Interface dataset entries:
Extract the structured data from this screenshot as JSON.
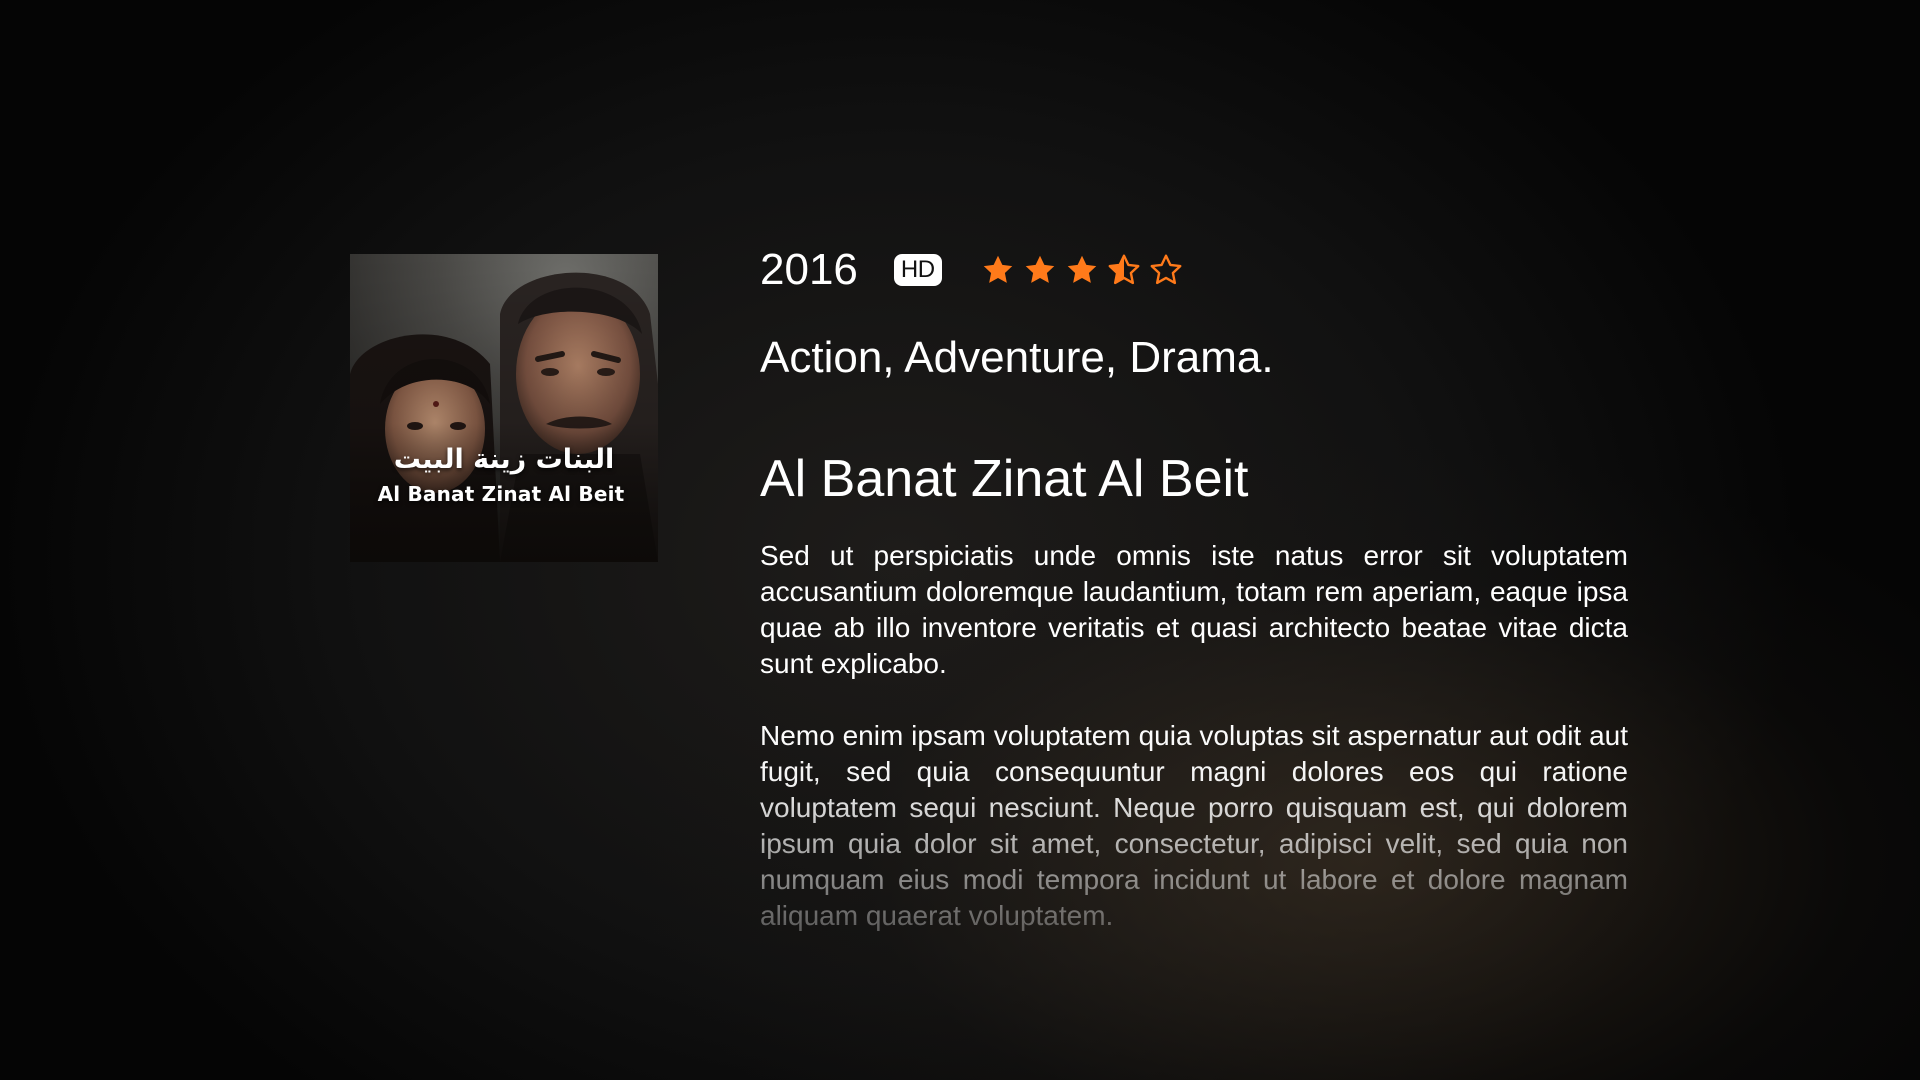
{
  "poster": {
    "icon": "movie-poster-image",
    "title_arabic": "البنات زينة البيت",
    "title_english": "Al Banat Zinat Al Beit"
  },
  "meta": {
    "year": "2016",
    "quality_badge": "HD",
    "rating": 3.5,
    "rating_max": 5,
    "star_color": "#ff7a1a"
  },
  "genres": "Action, Adventure, Drama.",
  "title": "Al Banat Zinat Al Beit",
  "description": {
    "paragraph_1": "Sed ut perspiciatis unde omnis iste natus error sit voluptatem accusantium doloremque laudantium, totam rem aperiam, eaque ipsa quae ab illo inventore veritatis et quasi architecto beatae vitae dicta sunt explicabo.",
    "paragraph_2": "Nemo enim ipsam voluptatem quia voluptas sit aspernatur aut odit aut fugit, sed quia consequuntur magni dolores eos qui ratione voluptatem sequi nesciunt. Neque porro quisquam est, qui dolorem ipsum quia dolor sit amet, consectetur, adipisci velit, sed quia non numquam eius modi tempora incidunt ut labore et dolore magnam aliquam quaerat voluptatem."
  }
}
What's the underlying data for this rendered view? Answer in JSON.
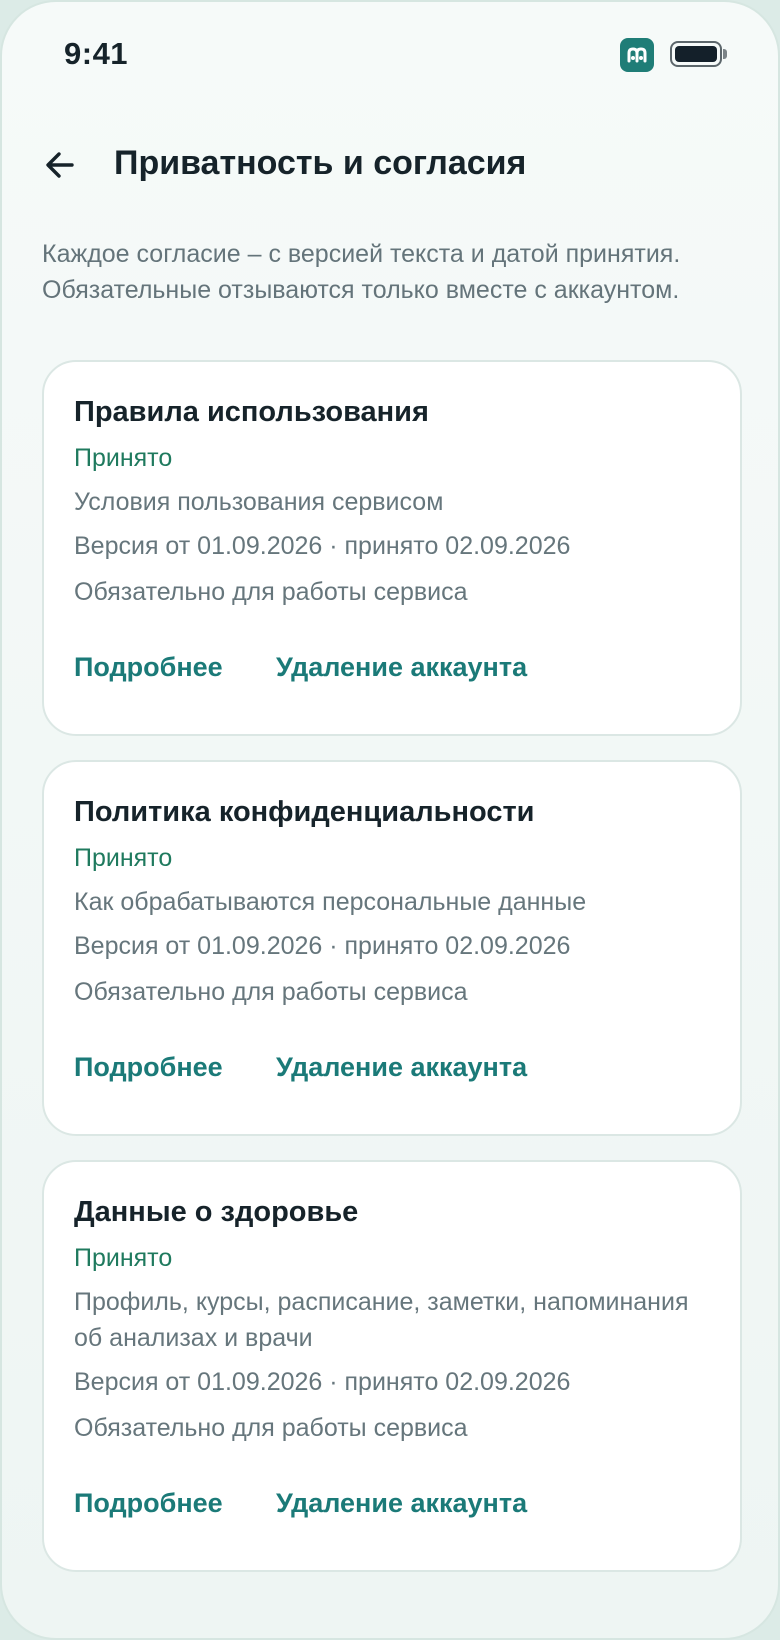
{
  "status_bar": {
    "time": "9:41",
    "app_icon": "app-badge-icon",
    "battery_icon": "battery-icon"
  },
  "header": {
    "back_icon": "arrow-left-icon",
    "title": "Приватность и согласия"
  },
  "intro": "Каждое согласие – с версией текста и датой принятия. Обязательные отзываются только вместе с аккаунтом.",
  "colors": {
    "accent": "#1b7a78",
    "status_accepted": "#1f7a5e",
    "text_primary": "#16232a",
    "text_secondary": "#66767c"
  },
  "consents": [
    {
      "title": "Правила использования",
      "status": "Принято",
      "description": "Условия пользования сервисом",
      "version": "Версия от 01.09.2026 · принято 02.09.2026",
      "required_note": "Обязательно для работы сервиса",
      "details_label": "Подробнее",
      "delete_label": "Удаление аккаунта"
    },
    {
      "title": "Политика конфиденциальности",
      "status": "Принято",
      "description": "Как обрабатываются персональные данные",
      "version": "Версия от 01.09.2026 · принято 02.09.2026",
      "required_note": "Обязательно для работы сервиса",
      "details_label": "Подробнее",
      "delete_label": "Удаление аккаунта"
    },
    {
      "title": "Данные о здоровье",
      "status": "Принято",
      "description": "Профиль, курсы, расписание, заметки, напоминания об анализах и врачи",
      "version": "Версия от 01.09.2026 · принято 02.09.2026",
      "required_note": "Обязательно для работы сервиса",
      "details_label": "Подробнее",
      "delete_label": "Удаление аккаунта"
    }
  ]
}
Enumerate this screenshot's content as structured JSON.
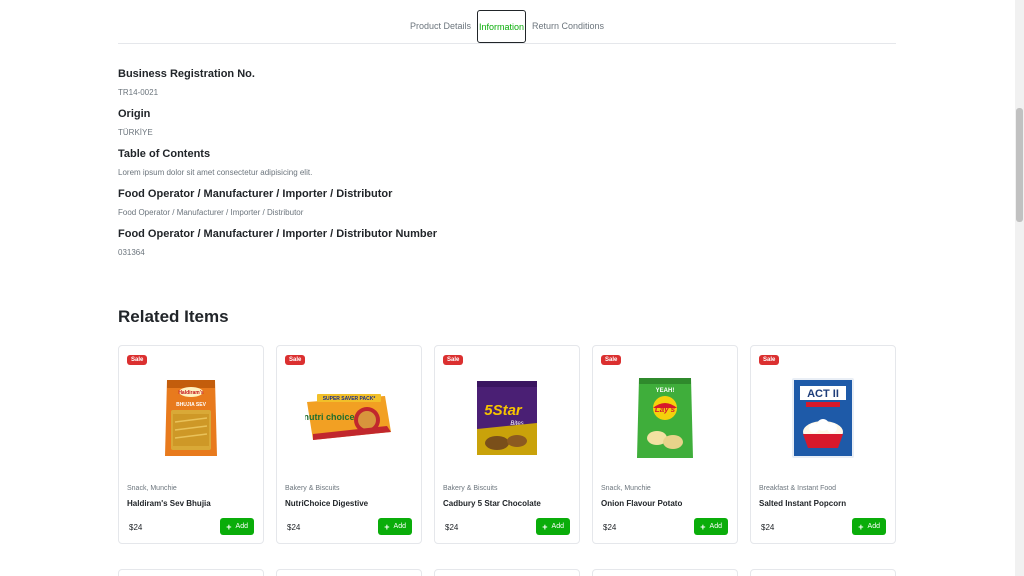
{
  "tabs": [
    {
      "label": "Product Details"
    },
    {
      "label": "Information"
    },
    {
      "label": "Return Conditions"
    }
  ],
  "info": [
    {
      "label": "Business Registration No.",
      "value": "TR14-0021"
    },
    {
      "label": "Origin",
      "value": "TÜRKİYE"
    },
    {
      "label": "Table of Contents",
      "value": "Lorem ipsum dolor sit amet consectetur adipisicing elit."
    },
    {
      "label": "Food Operator / Manufacturer / Importer / Distributor",
      "value": "Food Operator / Manufacturer / Importer / Distributor"
    },
    {
      "label": "Food Operator / Manufacturer / Importer / Distributor Number",
      "value": "031364"
    }
  ],
  "related": {
    "title": "Related Items",
    "items": [
      {
        "badge": "Sale",
        "category": "Snack, Munchie",
        "name": "Haldiram's Sev Bhujia",
        "price": "$24",
        "add_label": "Add"
      },
      {
        "badge": "Sale",
        "category": "Bakery & Biscuits",
        "name": "NutriChoice Digestive",
        "price": "$24",
        "add_label": "Add"
      },
      {
        "badge": "Sale",
        "category": "Bakery & Biscuits",
        "name": "Cadbury 5 Star Chocolate",
        "price": "$24",
        "add_label": "Add"
      },
      {
        "badge": "Sale",
        "category": "Snack, Munchie",
        "name": "Onion Flavour Potato",
        "price": "$24",
        "add_label": "Add"
      },
      {
        "badge": "Sale",
        "category": "Breakfast & Instant Food",
        "name": "Salted Instant Popcorn",
        "price": "$24",
        "add_label": "Add"
      }
    ]
  },
  "images": {
    "item_0": {
      "brand": "Haldiram's",
      "label": "BHUJIA SEV"
    },
    "item_1": {
      "banner": "SUPER SAVER PACK*",
      "brand": "nutri choice"
    },
    "item_2": {
      "brand": "5Star",
      "sub": "Bites"
    },
    "item_3": {
      "brand": "Lay's",
      "banner": "YEAH!"
    },
    "item_4": {
      "brand": "ACT II"
    }
  },
  "colors": {
    "accent": "#0aad0a",
    "sale": "#db3030"
  }
}
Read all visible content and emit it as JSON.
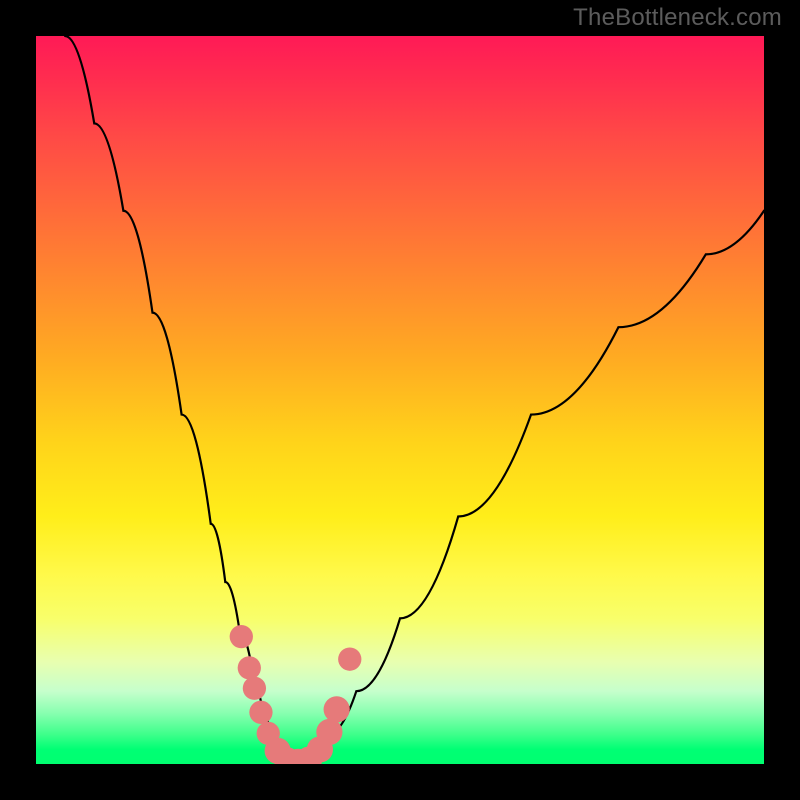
{
  "watermark": "TheBottleneck.com",
  "chart_data": {
    "type": "line",
    "title": "",
    "xlabel": "",
    "ylabel": "",
    "xlim": [
      0,
      100
    ],
    "ylim": [
      0,
      100
    ],
    "gradient_stops": [
      {
        "pos": 0,
        "color": "#ff1a56"
      },
      {
        "pos": 0.5,
        "color": "#ffd41a"
      },
      {
        "pos": 0.8,
        "color": "#f8ff6a"
      },
      {
        "pos": 1.0,
        "color": "#00ff70"
      }
    ],
    "series": [
      {
        "name": "left-branch",
        "x": [
          4,
          8,
          12,
          16,
          20,
          24,
          26,
          28,
          30,
          31,
          32,
          33,
          34,
          35
        ],
        "y": [
          100,
          88,
          76,
          62,
          48,
          33,
          25,
          18,
          11,
          8,
          5,
          3,
          1.2,
          0.4
        ]
      },
      {
        "name": "right-branch",
        "x": [
          35,
          36,
          38,
          40,
          44,
          50,
          58,
          68,
          80,
          92,
          100
        ],
        "y": [
          0.4,
          0.6,
          1.8,
          4,
          10,
          20,
          34,
          48,
          60,
          70,
          76
        ]
      }
    ],
    "markers": {
      "name": "near-minimum-points",
      "color": "#e67a7a",
      "points": [
        {
          "x": 28.2,
          "y": 17.5,
          "r": 1.6
        },
        {
          "x": 29.3,
          "y": 13.2,
          "r": 1.6
        },
        {
          "x": 30.0,
          "y": 10.4,
          "r": 1.6
        },
        {
          "x": 30.9,
          "y": 7.1,
          "r": 1.6
        },
        {
          "x": 31.9,
          "y": 4.2,
          "r": 1.6
        },
        {
          "x": 33.2,
          "y": 1.8,
          "r": 1.8
        },
        {
          "x": 34.5,
          "y": 0.5,
          "r": 1.8
        },
        {
          "x": 36.0,
          "y": 0.3,
          "r": 1.8
        },
        {
          "x": 37.5,
          "y": 0.6,
          "r": 1.8
        },
        {
          "x": 39.0,
          "y": 2.0,
          "r": 1.8
        },
        {
          "x": 40.3,
          "y": 4.4,
          "r": 1.8
        },
        {
          "x": 41.3,
          "y": 7.5,
          "r": 1.8
        },
        {
          "x": 43.1,
          "y": 14.4,
          "r": 1.6
        }
      ]
    }
  }
}
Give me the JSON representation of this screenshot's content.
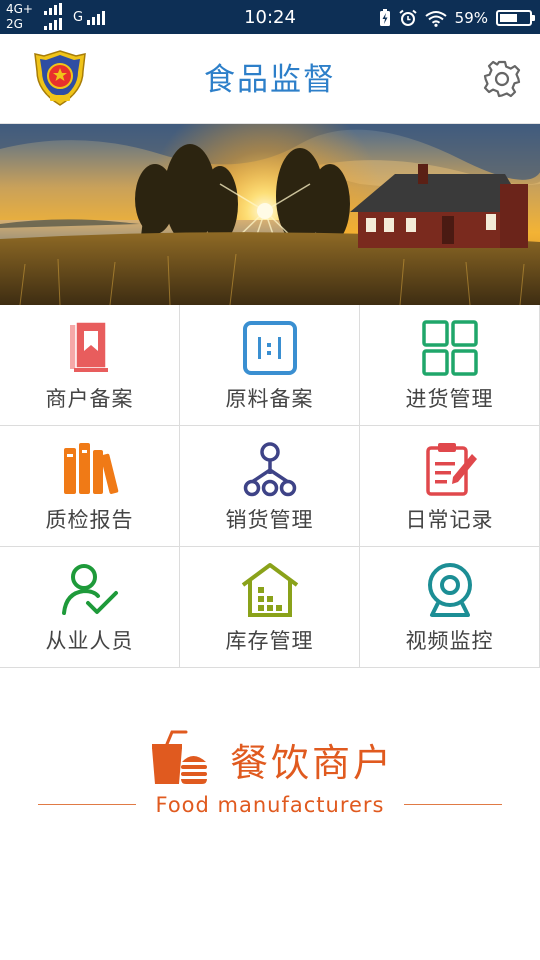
{
  "status_bar": {
    "network_top": "4G+",
    "network_bottom": "2G",
    "network_g": "G",
    "time": "10:24",
    "battery_percent": "59%",
    "battery_level": 0.59,
    "icons": [
      "signal-icon",
      "charging-icon",
      "alarm-icon",
      "wifi-icon",
      "battery-icon"
    ]
  },
  "header": {
    "title": "食品监督",
    "emblem_icon": "police-emblem-icon",
    "settings_icon": "gear-icon"
  },
  "banner": {
    "image": "sunset-lakeside-cabin-photo"
  },
  "menu": {
    "items": [
      {
        "label": "商户备案",
        "icon": "bookmark-book-icon",
        "color": "#e85d5d"
      },
      {
        "label": "原料备案",
        "icon": "barcode-box-icon",
        "color": "#3a8fd1"
      },
      {
        "label": "进货管理",
        "icon": "grid-four-icon",
        "color": "#1fa66a"
      },
      {
        "label": "质检报告",
        "icon": "books-icon",
        "color": "#f07a16"
      },
      {
        "label": "销货管理",
        "icon": "hierarchy-icon",
        "color": "#3e4387"
      },
      {
        "label": "日常记录",
        "icon": "clipboard-pen-icon",
        "color": "#e0484c"
      },
      {
        "label": "从业人员",
        "icon": "user-check-icon",
        "color": "#1e9a3a"
      },
      {
        "label": "库存管理",
        "icon": "warehouse-icon",
        "color": "#8aa21a"
      },
      {
        "label": "视频监控",
        "icon": "webcam-icon",
        "color": "#1c8e95"
      }
    ]
  },
  "brand": {
    "title": "餐饮商户",
    "subtitle": "Food manufacturers",
    "icon": "drink-burger-icon",
    "color": "#e05a1f"
  }
}
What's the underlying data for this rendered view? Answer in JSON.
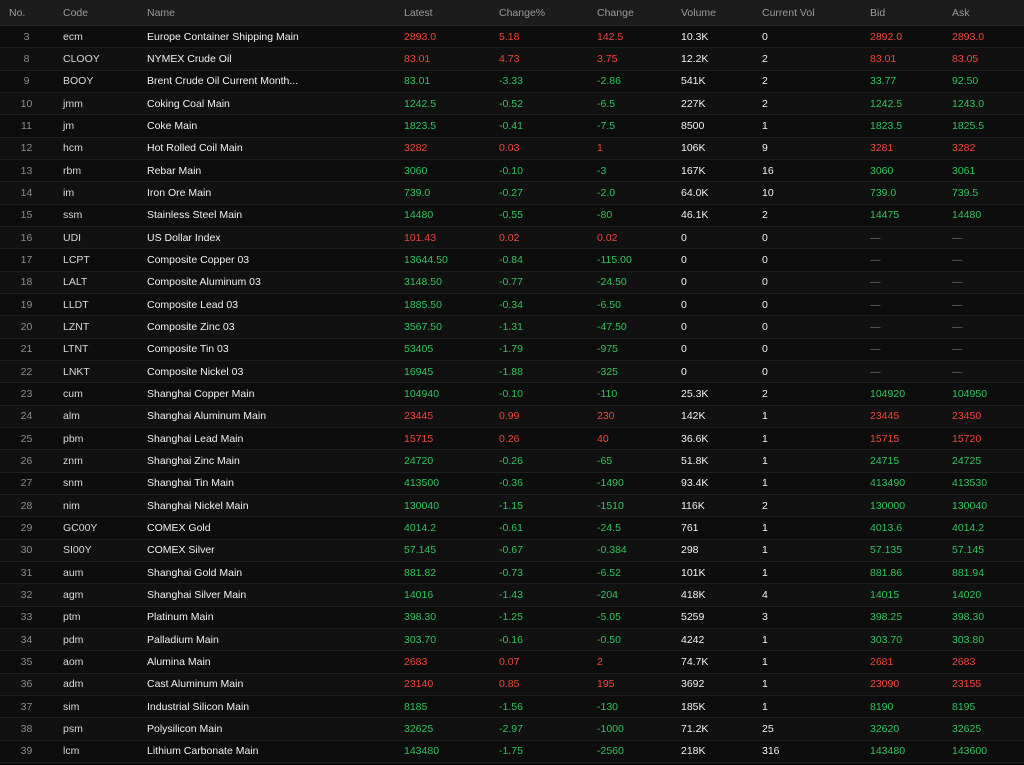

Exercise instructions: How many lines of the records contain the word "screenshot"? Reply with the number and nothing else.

Problem solution: 3